Problem description -
Please reproduce all of the lines below, word for word and in full.

BEGIN Material to process

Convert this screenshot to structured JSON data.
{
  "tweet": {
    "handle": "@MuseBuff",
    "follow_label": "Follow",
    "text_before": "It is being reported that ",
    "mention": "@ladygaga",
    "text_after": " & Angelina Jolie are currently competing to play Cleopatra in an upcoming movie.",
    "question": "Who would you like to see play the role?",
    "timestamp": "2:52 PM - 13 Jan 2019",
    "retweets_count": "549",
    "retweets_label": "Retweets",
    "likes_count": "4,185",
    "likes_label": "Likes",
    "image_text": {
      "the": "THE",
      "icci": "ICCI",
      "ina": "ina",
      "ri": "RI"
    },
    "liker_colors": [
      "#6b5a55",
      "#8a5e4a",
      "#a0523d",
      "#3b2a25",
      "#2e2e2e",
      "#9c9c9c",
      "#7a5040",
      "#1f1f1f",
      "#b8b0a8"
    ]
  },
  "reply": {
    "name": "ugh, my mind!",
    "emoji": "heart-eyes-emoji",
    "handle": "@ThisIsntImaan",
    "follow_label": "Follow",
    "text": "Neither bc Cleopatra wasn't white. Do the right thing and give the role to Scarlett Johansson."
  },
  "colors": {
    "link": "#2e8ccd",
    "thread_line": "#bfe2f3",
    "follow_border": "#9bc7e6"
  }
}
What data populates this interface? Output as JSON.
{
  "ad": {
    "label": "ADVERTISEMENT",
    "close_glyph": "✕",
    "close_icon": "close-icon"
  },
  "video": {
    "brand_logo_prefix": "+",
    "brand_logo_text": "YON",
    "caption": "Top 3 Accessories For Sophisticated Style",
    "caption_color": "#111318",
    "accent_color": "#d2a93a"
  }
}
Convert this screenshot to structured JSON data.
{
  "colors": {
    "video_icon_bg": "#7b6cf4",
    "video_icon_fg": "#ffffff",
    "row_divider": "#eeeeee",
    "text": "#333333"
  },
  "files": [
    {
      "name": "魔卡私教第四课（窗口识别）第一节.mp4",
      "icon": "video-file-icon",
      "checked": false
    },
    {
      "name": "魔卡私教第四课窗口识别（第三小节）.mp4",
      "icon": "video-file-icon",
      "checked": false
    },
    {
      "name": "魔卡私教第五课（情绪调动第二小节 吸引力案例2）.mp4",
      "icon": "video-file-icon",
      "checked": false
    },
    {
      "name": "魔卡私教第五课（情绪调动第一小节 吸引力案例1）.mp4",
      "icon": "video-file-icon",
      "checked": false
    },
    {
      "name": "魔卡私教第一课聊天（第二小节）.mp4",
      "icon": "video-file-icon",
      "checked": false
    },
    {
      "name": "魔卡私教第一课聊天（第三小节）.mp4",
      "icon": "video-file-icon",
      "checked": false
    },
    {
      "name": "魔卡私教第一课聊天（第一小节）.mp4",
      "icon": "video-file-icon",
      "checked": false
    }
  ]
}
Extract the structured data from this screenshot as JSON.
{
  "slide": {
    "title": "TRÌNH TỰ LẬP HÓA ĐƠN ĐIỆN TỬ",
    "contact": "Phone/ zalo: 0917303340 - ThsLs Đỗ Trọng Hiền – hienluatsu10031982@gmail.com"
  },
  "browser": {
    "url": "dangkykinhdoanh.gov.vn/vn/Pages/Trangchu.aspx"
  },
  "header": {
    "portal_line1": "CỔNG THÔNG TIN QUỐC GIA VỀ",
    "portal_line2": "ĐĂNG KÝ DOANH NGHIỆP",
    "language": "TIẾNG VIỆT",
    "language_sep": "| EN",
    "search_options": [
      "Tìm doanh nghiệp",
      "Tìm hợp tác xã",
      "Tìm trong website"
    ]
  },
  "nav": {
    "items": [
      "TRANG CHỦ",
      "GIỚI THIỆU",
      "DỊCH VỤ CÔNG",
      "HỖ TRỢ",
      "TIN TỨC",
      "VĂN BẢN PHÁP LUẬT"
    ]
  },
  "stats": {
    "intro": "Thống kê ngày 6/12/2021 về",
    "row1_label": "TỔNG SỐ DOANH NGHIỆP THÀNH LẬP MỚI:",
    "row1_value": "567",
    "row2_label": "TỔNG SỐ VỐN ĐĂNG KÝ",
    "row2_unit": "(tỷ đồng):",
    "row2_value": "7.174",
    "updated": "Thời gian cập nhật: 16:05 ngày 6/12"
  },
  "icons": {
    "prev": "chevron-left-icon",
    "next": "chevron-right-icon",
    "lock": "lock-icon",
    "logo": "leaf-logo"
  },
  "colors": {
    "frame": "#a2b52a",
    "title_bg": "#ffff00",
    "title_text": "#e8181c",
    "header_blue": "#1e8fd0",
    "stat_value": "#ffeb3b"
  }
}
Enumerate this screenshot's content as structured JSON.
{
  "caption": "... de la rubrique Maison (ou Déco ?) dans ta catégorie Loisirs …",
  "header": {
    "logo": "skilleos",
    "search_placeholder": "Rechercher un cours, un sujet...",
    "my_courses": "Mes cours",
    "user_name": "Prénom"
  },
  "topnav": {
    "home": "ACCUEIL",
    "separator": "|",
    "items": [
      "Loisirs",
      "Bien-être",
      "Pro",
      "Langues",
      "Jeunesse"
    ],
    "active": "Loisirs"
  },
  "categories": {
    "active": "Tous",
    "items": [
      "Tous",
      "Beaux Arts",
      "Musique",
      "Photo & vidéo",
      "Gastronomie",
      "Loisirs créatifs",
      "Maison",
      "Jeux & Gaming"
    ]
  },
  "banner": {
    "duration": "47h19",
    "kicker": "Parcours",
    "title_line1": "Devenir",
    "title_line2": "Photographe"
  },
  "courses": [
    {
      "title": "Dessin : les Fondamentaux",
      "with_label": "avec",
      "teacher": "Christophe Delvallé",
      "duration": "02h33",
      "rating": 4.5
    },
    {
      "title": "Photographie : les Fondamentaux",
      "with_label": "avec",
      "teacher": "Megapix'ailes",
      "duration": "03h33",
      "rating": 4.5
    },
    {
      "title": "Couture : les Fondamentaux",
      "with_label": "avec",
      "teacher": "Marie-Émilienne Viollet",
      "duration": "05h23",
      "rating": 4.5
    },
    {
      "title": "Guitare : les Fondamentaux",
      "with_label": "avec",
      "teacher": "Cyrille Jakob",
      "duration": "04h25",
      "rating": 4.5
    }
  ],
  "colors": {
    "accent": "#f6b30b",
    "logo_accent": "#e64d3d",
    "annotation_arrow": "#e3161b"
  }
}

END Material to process

Answer space -
Convert this screenshot to structured JSON data.
{
  "tweet": {
    "handle": "@MuseBuff",
    "follow_label": "Follow",
    "text_before": "It is being reported that ",
    "mention": "@ladygaga",
    "text_after": " & Angelina Jolie are currently competing to play Cleopatra in an upcoming movie.",
    "question": "Who would you like to see play the role?",
    "timestamp": "2:52 PM - 13 Jan 2019",
    "retweets_count": "549",
    "retweets_label": "Retweets",
    "likes_count": "4,185",
    "likes_label": "Likes",
    "image_text": {
      "the": "THE",
      "icci": "ICCI",
      "ina": "ina",
      "ri": "RI"
    },
    "liker_colors": [
      "#6b5a55",
      "#8a5e4a",
      "#a0523d",
      "#3b2a25",
      "#2e2e2e",
      "#9c9c9c",
      "#7a5040",
      "#1f1f1f",
      "#b8b0a8"
    ]
  },
  "reply": {
    "name": "ugh, my mind!",
    "emoji": "heart-eyes-emoji",
    "handle": "@ThisIsntImaan",
    "follow_label": "Follow",
    "text": "Neither bc Cleopatra wasn't white. Do the right thing and give the role to Scarlett Johansson."
  },
  "colors": {
    "link": "#2e8ccd",
    "thread_line": "#bfe2f3",
    "follow_border": "#9bc7e6"
  }
}
What data populates this interface? Output as JSON.
{
  "ad": {
    "label": "ADVERTISEMENT",
    "close_glyph": "✕",
    "close_icon": "close-icon"
  },
  "video": {
    "brand_logo_prefix": "+",
    "brand_logo_text": "YON",
    "caption": "Top 3 Accessories For Sophisticated Style",
    "caption_color": "#111318",
    "accent_color": "#d2a93a"
  }
}
Convert this screenshot to structured JSON data.
{
  "colors": {
    "video_icon_bg": "#7b6cf4",
    "video_icon_fg": "#ffffff",
    "row_divider": "#eeeeee",
    "text": "#333333"
  },
  "files": [
    {
      "name": "魔卡私教第四课（窗口识别）第一节.mp4",
      "icon": "video-file-icon",
      "checked": false
    },
    {
      "name": "魔卡私教第四课窗口识别（第三小节）.mp4",
      "icon": "video-file-icon",
      "checked": false
    },
    {
      "name": "魔卡私教第五课（情绪调动第二小节 吸引力案例2）.mp4",
      "icon": "video-file-icon",
      "checked": false
    },
    {
      "name": "魔卡私教第五课（情绪调动第一小节 吸引力案例1）.mp4",
      "icon": "video-file-icon",
      "checked": false
    },
    {
      "name": "魔卡私教第一课聊天（第二小节）.mp4",
      "icon": "video-file-icon",
      "checked": false
    },
    {
      "name": "魔卡私教第一课聊天（第三小节）.mp4",
      "icon": "video-file-icon",
      "checked": false
    },
    {
      "name": "魔卡私教第一课聊天（第一小节）.mp4",
      "icon": "video-file-icon",
      "checked": false
    }
  ]
}
Extract the structured data from this screenshot as JSON.
{
  "slide": {
    "title": "TRÌNH TỰ LẬP HÓA ĐƠN ĐIỆN TỬ",
    "contact": "Phone/ zalo: 0917303340 - ThsLs Đỗ Trọng Hiền – hienluatsu10031982@gmail.com"
  },
  "browser": {
    "url": "dangkykinhdoanh.gov.vn/vn/Pages/Trangchu.aspx"
  },
  "header": {
    "portal_line1": "CỔNG THÔNG TIN QUỐC GIA VỀ",
    "portal_line2": "ĐĂNG KÝ DOANH NGHIỆP",
    "language": "TIẾNG VIỆT",
    "language_sep": "| EN",
    "search_options": [
      "Tìm doanh nghiệp",
      "Tìm hợp tác xã",
      "Tìm trong website"
    ]
  },
  "nav": {
    "items": [
      "TRANG CHỦ",
      "GIỚI THIỆU",
      "DỊCH VỤ CÔNG",
      "HỖ TRỢ",
      "TIN TỨC",
      "VĂN BẢN PHÁP LUẬT"
    ]
  },
  "stats": {
    "intro": "Thống kê ngày 6/12/2021 về",
    "row1_label": "TỔNG SỐ DOANH NGHIỆP THÀNH LẬP MỚI:",
    "row1_value": "567",
    "row2_label": "TỔNG SỐ VỐN ĐĂNG KÝ",
    "row2_unit": "(tỷ đồng):",
    "row2_value": "7.174",
    "updated": "Thời gian cập nhật: 16:05 ngày 6/12"
  },
  "icons": {
    "prev": "chevron-left-icon",
    "next": "chevron-right-icon",
    "lock": "lock-icon",
    "logo": "leaf-logo"
  },
  "colors": {
    "frame": "#a2b52a",
    "title_bg": "#ffff00",
    "title_text": "#e8181c",
    "header_blue": "#1e8fd0",
    "stat_value": "#ffeb3b"
  }
}
Enumerate this screenshot's content as structured JSON.
{
  "caption": "... de la rubrique Maison (ou Déco ?) dans ta catégorie Loisirs …",
  "header": {
    "logo": "skilleos",
    "search_placeholder": "Rechercher un cours, un sujet...",
    "my_courses": "Mes cours",
    "user_name": "Prénom"
  },
  "topnav": {
    "home": "ACCUEIL",
    "separator": "|",
    "items": [
      "Loisirs",
      "Bien-être",
      "Pro",
      "Langues",
      "Jeunesse"
    ],
    "active": "Loisirs"
  },
  "categories": {
    "active": "Tous",
    "items": [
      "Tous",
      "Beaux Arts",
      "Musique",
      "Photo & vidéo",
      "Gastronomie",
      "Loisirs créatifs",
      "Maison",
      "Jeux & Gaming"
    ]
  },
  "banner": {
    "duration": "47h19",
    "kicker": "Parcours",
    "title_line1": "Devenir",
    "title_line2": "Photographe"
  },
  "courses": [
    {
      "title": "Dessin : les Fondamentaux",
      "with_label": "avec",
      "teacher": "Christophe Delvallé",
      "duration": "02h33",
      "rating": 4.5
    },
    {
      "title": "Photographie : les Fondamentaux",
      "with_label": "avec",
      "teacher": "Megapix'ailes",
      "duration": "03h33",
      "rating": 4.5
    },
    {
      "title": "Couture : les Fondamentaux",
      "with_label": "avec",
      "teacher": "Marie-Émilienne Viollet",
      "duration": "05h23",
      "rating": 4.5
    },
    {
      "title": "Guitare : les Fondamentaux",
      "with_label": "avec",
      "teacher": "Cyrille Jakob",
      "duration": "04h25",
      "rating": 4.5
    }
  ],
  "colors": {
    "accent": "#f6b30b",
    "logo_accent": "#e64d3d",
    "annotation_arrow": "#e3161b"
  }
}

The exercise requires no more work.